A color TV screen differs from a black-and-white screen in three ways:
- There are three electron beams that move simultaneously across the screen. They are named the red, green and blue beams.
- The screen is not coated with a single sheet of phosphor as in a black-and-white TV. Instead, the screen is coated with red, green and blue phosphors arranged in dots or stripes. If you turn on your TV or computer monitor and look closely at the screen with a magnifying glass, you will be able to see the dots or stripes.
- On the inside of the tube, very close to the phosphor coating, there is a thin metal screen called a shadow mask. This mask is perforated with very small holes that are aligned with the phosphor dots (or stripes) on the screen.

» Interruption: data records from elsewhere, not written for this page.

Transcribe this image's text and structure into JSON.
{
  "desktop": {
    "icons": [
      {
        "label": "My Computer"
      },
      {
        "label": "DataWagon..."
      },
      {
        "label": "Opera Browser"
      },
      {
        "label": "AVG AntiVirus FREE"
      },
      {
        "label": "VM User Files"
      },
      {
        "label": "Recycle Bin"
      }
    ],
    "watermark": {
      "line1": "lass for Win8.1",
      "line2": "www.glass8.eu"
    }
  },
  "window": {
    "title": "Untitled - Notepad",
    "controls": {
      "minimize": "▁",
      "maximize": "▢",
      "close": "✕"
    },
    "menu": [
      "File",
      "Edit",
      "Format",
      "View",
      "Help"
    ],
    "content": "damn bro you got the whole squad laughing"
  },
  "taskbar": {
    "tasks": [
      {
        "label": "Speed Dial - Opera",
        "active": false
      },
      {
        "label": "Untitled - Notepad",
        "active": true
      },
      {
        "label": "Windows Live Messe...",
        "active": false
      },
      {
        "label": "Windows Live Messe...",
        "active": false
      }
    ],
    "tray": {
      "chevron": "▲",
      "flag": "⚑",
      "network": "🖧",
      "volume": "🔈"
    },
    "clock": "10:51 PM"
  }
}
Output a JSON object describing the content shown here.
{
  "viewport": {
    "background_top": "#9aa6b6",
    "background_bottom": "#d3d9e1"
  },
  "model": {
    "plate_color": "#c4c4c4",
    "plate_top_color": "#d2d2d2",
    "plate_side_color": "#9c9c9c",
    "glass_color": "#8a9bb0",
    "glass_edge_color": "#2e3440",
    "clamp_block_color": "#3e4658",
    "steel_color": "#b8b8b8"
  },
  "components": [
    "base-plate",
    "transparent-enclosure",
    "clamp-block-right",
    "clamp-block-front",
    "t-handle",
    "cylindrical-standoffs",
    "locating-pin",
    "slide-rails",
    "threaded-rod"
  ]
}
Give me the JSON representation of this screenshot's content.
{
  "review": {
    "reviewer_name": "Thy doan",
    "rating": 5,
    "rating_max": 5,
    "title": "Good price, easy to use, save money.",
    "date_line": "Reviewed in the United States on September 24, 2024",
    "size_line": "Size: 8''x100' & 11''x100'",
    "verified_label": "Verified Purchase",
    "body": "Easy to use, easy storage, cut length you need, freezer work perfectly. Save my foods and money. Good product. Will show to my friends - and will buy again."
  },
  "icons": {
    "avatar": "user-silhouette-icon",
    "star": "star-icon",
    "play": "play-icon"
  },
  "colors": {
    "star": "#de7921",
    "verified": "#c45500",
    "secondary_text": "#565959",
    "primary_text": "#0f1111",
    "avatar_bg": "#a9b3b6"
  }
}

When a color TV needs to create a red dot, it fires the red beam at the red phosphor. Similarly for green and blue dots. To create a white dot, red, green and blue beams are fired simultaneously -- the three colors mix together to create white. To create a black dot, all three beams are turned off as they scan past the dot. All other colors on a TV screen are combinations of red, green and blue.
In the next section, you'll learn about the color TV signal.